Magpies feel grief and even hold funeral-type gatherings for their fallen friends and lay grass “wreaths” beside their bodies, an animal behaviour expert has claimed.
Dr Bekoff, of the University of Colorado, said these rituals prove that magpies, usually seen as an aggressive predator, also have a compassionate side.
The discovery raises the debate about whether emotions are solely a human trait or whether they can be found in all animals.
Previous studies have suggested that gorillas also mourn their dead while rats have empathy and cats form friendships.
Dr Bekoff said he studied four magpies alongside a magpie corpse and recorded their behaviour.
“One approached the corpse, gently pecked at it, just as an elephant would nose the carcase of another elephant, and stepped back. Another magpie did the same thing, ” he said.
“Next, one of the magpies flew off, brought back some grass and laid it by the corpse. Another magpie did the same. Then all four stood vigil for a few seconds and one by one flew off.”
After publishing an account of the funeral he received emails from people who had seen the same ritual in magpies, ravens and crows.
“We can’t know what they were actually thinking or feeling, but reading their action there’s no reason not to believe these birds were saying a magpie farewell to their friend,” he wrote in the journal Emotion, Space and Society.

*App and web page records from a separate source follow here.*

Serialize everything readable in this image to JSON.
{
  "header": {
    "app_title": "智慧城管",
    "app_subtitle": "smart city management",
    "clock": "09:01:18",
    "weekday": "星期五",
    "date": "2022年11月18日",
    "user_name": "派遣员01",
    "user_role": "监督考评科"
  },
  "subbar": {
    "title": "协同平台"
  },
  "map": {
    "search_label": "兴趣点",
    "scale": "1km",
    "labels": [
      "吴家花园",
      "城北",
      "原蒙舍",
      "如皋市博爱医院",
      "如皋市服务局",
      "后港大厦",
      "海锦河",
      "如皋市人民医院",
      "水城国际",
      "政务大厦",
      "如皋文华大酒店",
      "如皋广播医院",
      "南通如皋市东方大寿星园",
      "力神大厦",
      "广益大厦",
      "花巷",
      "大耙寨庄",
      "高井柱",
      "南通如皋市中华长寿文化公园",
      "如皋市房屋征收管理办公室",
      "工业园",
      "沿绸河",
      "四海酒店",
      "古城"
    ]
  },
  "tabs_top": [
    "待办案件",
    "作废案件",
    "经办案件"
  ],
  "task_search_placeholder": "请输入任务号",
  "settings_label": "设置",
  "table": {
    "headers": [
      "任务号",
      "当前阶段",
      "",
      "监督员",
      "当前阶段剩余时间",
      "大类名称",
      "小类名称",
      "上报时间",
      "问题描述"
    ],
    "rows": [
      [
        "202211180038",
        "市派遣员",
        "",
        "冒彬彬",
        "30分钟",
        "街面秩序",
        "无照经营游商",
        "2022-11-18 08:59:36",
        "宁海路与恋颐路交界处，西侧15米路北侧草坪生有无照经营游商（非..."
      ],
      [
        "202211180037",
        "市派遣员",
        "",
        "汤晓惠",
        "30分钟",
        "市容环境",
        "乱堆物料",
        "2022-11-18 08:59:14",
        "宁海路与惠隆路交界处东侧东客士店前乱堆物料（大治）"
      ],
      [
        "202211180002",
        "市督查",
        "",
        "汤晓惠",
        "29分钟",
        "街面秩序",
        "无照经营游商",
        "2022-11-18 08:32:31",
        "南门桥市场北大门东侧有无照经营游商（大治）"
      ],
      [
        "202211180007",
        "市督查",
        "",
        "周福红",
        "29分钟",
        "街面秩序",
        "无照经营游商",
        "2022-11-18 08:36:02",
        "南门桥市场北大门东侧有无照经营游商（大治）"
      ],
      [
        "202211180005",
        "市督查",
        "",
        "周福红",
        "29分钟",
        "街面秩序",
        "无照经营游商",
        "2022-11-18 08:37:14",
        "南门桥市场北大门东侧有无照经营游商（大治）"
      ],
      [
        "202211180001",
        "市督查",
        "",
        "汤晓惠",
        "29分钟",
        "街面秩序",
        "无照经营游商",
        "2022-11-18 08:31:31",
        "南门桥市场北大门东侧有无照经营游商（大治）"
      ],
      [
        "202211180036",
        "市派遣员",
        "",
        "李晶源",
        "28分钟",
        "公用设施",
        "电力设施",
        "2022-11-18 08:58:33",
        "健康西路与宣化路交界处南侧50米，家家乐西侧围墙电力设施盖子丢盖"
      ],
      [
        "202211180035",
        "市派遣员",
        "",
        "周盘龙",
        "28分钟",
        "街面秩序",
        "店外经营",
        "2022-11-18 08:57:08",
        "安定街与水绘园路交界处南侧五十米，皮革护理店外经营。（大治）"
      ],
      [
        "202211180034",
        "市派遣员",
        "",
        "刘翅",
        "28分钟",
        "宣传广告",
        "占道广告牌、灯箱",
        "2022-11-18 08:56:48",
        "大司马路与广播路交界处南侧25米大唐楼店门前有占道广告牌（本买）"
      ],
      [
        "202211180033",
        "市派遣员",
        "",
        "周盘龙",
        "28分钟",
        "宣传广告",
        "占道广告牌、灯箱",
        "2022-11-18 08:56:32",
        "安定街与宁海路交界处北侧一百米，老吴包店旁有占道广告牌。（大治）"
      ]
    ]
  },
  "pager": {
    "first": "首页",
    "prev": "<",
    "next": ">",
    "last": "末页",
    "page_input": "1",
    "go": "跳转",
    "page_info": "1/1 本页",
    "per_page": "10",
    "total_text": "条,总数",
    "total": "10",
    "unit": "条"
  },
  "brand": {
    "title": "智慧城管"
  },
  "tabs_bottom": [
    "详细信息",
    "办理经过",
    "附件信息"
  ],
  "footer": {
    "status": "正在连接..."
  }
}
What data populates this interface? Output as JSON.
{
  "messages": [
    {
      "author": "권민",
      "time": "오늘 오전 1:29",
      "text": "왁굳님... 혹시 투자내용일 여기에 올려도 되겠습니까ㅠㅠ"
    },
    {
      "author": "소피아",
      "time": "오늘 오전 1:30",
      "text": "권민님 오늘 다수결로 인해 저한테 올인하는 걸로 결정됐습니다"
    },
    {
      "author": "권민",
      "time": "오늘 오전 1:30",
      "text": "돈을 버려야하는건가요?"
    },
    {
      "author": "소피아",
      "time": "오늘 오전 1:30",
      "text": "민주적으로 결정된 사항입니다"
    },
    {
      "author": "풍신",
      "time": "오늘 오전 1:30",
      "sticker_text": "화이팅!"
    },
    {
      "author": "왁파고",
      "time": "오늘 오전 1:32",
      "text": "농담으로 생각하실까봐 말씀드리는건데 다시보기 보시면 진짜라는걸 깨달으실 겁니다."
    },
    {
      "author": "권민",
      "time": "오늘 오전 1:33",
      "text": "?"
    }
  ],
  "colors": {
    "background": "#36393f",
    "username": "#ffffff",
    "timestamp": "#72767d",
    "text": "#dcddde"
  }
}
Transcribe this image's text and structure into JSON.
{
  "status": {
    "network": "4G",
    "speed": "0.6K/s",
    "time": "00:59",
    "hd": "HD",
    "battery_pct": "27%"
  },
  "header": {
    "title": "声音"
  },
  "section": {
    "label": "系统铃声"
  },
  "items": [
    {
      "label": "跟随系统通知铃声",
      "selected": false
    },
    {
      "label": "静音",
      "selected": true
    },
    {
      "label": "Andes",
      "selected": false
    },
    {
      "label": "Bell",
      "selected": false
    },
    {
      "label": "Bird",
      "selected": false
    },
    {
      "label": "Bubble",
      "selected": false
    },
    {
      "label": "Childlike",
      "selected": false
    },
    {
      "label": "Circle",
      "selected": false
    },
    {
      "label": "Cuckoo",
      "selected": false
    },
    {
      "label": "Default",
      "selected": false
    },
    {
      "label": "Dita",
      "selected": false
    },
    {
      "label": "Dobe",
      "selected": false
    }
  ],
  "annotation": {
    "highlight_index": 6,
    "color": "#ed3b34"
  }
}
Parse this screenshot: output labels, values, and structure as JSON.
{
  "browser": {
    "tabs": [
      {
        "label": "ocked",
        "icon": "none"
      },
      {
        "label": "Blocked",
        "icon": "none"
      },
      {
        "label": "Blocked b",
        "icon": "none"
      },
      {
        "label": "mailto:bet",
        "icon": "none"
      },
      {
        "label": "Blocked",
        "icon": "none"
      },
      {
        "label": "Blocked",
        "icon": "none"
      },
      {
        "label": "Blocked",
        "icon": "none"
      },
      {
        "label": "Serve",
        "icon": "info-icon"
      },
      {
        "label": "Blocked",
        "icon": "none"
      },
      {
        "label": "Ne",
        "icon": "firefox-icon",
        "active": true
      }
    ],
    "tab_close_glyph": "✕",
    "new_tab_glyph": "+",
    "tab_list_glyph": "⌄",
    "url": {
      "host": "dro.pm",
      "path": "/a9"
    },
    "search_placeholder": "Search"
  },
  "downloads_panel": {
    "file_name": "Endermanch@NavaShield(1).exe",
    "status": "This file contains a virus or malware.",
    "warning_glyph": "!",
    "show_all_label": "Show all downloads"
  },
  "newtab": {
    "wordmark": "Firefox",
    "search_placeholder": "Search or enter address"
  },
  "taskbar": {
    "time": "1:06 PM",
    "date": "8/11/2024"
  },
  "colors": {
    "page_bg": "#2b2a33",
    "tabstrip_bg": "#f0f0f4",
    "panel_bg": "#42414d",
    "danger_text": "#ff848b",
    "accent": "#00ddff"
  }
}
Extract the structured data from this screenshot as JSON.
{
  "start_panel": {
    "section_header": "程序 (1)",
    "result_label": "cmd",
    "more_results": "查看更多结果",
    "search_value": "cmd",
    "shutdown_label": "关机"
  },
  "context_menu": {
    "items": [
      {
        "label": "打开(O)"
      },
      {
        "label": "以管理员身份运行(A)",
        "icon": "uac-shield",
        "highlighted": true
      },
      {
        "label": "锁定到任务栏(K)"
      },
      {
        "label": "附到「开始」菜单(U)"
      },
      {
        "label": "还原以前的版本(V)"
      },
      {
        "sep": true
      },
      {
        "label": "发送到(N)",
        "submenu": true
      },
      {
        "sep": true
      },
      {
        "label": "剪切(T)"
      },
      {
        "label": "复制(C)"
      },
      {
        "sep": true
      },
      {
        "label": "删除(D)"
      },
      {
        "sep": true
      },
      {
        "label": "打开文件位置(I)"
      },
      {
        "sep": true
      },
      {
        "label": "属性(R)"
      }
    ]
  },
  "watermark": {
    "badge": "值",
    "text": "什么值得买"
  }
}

Those who see emotions in animals have been accused of anthropomorphism – the attribution of human characteristics to animals.
However, Dr Bekoff said emotions evolved in humans and animals because they improve the chances of survival.
“It’s bad biology to argue against the existence of animal emotions,” he said.